▸ What needs to be done:
Please print each entry below exactly as it reads.

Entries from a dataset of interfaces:
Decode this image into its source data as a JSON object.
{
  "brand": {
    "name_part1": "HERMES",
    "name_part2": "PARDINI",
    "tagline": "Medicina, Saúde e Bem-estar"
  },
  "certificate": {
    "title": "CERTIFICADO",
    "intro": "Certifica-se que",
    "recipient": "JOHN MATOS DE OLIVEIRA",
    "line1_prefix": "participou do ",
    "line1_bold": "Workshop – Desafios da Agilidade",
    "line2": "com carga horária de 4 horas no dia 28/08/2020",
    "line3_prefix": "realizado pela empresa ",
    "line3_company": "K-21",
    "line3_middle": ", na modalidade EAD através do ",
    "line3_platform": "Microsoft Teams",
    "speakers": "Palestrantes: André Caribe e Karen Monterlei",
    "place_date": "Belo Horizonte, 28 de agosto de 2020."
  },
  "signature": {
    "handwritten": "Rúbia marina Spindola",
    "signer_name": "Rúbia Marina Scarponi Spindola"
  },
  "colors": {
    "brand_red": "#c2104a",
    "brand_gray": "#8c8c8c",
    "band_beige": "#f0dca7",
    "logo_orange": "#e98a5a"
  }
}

▸ Expected answer:
Decode this image into its source data as a JSON object.
{
  "brand": {
    "name_part1": "HERMES",
    "name_part2": "PARDINI",
    "tagline": "Medicina, Saúde e Bem-estar"
  },
  "certificate": {
    "title": "CERTIFICADO",
    "intro": "Certifica-se que",
    "recipient": "JOHN MATOS DE OLIVEIRA",
    "line1_prefix": "participou do ",
    "line1_bold": "Workshop – Desafios da Agilidade",
    "line2": "com carga horária de 4 horas no dia 28/08/2020",
    "line3_prefix": "realizado pela empresa ",
    "line3_company": "K-21",
    "line3_middle": ", na modalidade EAD através do ",
    "line3_platform": "Microsoft Teams",
    "speakers": "Palestrantes: André Caribe e Karen Monterlei",
    "place_date": "Belo Horizonte, 28 de agosto de 2020."
  },
  "signature": {
    "handwritten": "Rúbia marina Spindola",
    "signer_name": "Rúbia Marina Scarponi Spindola"
  },
  "colors": {
    "brand_red": "#c2104a",
    "brand_gray": "#8c8c8c",
    "band_beige": "#f0dca7",
    "logo_orange": "#e98a5a"
  }
}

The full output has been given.